» Extracted records:
━━━━
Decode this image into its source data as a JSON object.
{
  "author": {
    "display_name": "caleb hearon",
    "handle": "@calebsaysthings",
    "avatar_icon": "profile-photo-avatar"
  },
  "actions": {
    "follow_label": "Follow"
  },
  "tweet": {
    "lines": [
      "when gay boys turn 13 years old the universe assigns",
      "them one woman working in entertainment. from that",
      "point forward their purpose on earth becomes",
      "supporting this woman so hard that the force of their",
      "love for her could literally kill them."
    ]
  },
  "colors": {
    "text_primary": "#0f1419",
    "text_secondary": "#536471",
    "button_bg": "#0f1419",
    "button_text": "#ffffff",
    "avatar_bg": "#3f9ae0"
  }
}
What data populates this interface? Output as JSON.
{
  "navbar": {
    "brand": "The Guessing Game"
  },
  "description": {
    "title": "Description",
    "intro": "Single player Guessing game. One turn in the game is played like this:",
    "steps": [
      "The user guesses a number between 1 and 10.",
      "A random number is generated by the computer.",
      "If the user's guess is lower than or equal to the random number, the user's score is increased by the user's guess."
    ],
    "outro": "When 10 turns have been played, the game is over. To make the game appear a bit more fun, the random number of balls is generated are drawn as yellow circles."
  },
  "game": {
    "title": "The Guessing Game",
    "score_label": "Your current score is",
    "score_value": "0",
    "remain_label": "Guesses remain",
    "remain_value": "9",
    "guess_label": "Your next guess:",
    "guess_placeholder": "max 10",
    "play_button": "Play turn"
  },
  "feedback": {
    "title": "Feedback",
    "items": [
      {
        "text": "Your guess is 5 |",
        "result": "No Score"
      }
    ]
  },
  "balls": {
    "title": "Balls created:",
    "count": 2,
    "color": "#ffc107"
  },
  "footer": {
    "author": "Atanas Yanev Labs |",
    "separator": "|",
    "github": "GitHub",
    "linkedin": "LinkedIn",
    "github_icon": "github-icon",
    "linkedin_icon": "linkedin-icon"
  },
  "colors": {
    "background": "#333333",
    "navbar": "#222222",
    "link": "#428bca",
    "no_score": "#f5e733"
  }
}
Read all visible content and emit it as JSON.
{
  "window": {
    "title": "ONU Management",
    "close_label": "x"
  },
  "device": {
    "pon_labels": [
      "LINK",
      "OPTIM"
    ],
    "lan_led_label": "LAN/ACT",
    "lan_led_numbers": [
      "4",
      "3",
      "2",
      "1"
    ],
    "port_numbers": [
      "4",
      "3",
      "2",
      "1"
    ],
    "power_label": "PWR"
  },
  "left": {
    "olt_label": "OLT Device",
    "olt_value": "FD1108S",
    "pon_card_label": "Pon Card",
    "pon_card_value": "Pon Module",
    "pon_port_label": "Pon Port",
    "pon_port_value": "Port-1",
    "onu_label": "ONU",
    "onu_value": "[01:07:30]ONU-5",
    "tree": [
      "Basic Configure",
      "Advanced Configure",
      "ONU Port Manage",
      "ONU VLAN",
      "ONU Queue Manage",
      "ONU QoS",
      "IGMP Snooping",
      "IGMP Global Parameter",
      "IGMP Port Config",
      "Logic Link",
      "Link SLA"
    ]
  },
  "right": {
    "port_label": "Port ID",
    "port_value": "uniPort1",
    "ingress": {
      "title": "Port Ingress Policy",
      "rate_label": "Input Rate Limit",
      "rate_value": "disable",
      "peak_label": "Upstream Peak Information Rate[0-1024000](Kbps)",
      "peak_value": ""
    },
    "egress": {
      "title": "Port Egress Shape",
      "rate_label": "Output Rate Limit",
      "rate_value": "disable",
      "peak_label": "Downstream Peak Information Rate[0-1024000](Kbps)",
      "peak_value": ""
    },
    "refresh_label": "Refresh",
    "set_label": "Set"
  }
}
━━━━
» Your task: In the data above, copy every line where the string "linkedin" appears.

» Problem solution:
    "linkedin": "LinkedIn",
    "linkedin_icon": "linkedin-icon"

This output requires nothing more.